I haven't blogged of late - mostly because the end of 2012 was challenging for me. Life was so life-like - full of to-do's and to don'ts and did I mention the challenges? I have turned the corner now. We all have. I think 2013 will be very lucky. I have been calling it 2000lucky13. My horoscope seems to suggest that earned money will be rolling in - I say let the good $$ roll! On New Years' Day the waiter spilled some of my tea in the saucer - he told Tülin to explain to me that it meant my luck was overflowing.

"Maşallah and teşekküler!" (May it be the Divine's will and thank you!) I answered because it was all good.

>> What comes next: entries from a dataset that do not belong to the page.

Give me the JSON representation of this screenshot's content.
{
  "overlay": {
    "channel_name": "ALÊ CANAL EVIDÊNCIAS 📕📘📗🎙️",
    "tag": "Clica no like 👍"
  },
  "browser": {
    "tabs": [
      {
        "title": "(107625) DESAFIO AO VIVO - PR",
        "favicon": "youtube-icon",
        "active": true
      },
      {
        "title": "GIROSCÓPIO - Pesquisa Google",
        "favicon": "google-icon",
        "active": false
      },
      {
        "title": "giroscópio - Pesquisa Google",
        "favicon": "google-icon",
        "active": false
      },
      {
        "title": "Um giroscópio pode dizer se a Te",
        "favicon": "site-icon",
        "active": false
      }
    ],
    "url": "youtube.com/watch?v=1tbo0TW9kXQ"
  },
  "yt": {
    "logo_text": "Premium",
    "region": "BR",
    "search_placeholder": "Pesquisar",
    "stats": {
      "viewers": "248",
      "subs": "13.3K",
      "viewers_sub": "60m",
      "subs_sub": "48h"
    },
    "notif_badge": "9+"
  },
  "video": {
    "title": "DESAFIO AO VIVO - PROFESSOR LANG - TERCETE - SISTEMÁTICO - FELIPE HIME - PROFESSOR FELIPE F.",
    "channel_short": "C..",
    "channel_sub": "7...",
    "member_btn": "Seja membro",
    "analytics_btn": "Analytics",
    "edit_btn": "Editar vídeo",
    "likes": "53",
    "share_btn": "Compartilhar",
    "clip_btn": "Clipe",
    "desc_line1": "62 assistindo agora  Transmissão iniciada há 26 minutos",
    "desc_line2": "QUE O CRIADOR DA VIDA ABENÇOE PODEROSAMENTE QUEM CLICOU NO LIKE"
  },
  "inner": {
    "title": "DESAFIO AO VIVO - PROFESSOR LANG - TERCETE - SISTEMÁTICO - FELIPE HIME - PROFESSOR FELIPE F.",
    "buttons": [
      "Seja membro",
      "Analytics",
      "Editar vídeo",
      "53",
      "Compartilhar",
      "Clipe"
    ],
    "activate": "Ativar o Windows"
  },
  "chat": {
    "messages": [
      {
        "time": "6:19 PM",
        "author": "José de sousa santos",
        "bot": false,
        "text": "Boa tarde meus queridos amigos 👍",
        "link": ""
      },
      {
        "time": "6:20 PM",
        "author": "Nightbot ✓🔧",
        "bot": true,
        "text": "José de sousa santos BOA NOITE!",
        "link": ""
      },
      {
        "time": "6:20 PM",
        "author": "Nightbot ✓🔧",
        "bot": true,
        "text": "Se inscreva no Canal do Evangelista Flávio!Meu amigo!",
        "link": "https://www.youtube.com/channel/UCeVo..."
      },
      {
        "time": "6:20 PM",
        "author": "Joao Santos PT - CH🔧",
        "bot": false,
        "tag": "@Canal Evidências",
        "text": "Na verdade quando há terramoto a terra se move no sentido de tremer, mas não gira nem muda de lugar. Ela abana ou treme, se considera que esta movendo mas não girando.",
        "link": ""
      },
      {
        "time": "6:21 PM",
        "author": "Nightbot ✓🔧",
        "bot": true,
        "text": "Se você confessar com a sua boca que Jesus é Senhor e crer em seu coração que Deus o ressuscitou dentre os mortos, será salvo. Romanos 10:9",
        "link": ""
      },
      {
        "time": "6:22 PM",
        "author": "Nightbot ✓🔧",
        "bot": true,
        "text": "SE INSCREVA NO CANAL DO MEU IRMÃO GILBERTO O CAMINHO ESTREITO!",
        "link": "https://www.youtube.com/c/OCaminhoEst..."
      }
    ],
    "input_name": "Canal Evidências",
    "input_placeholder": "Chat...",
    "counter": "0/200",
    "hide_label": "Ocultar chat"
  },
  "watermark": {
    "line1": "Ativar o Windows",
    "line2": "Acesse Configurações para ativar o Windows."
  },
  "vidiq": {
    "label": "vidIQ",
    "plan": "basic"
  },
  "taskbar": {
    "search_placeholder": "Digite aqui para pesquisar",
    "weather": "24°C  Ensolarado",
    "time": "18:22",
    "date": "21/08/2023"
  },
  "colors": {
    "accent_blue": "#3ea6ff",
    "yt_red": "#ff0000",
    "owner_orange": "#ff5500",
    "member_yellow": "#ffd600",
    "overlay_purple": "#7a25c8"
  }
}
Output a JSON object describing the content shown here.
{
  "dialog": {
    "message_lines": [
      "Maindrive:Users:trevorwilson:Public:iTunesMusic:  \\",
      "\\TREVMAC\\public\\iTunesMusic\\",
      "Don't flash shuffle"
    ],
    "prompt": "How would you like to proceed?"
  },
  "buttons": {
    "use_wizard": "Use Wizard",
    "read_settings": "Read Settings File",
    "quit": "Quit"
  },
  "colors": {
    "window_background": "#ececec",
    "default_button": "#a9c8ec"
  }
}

I haven't been writing a lot (I know, stunned silence) and I hope to say one day that life's challenges don't throw me so easily off-track - at the moment they do. I hope to reach that place one day soon. It's not happened in the last month - this month, I am doing better. And it also has helped me figure out a lot of things. I can write articles and blog posts and all manner of things competently and well and I get a lot of satisfaction and enjoyment from it. I love writing, but the writing I most love to do isn't like this - it isn't chatty and hey-let-me-tell-you-something. I want to write stories - long or short, it doesn't matter. Stories full of signs and subtext, poetry and heartbreak, that might be tinged with memoir, full of soaring realizations and wide horizons even if it is found in a tea cup. So I guess what I want to tell you at this late stage is that I am an artist, that I want to create something that no one has ever done before, that it should be beautiful and true - that it comes from my soul and fills my heart.

Wow! Really? I had no idea this post was going to go this way. I thought I would write about - or eventually get to - how I had friends in town from New York. How much I loved seeing İstanbul through their eyes and how my friend Deborah (who many years ago hired me for my first important job) told me I should write about food. The following evening we met a journalist friend of a friend named Tom who also suggested I do the same - but that advice came with a precaution - if I loved it too much I shouldn't because I would have to think about it. (Instead of just enjoying it was the subtext I got from that advice.) I am an analytical kind of chick even on a good day, so I think I can do it.

One of the writers that shaped me was M.F.K. Fisher and she wrote truly and beautifully about food. One of my favorite stories is "I Was Really Very Hungry" so much so that I lived a similar experience. I think few writers hold a candle to M.F.K Fisher in any genre, and she has set a bar for me - as with all things, I want the bar to be very, very high. So in this new year expect more food writing from me, expect me to drop out and not explain, expect the unexpected (from me and from life) and most of all enjoy it all. (Interested in M.F.K Fisher? Go big with The Art of Eating) Afiyet olsun!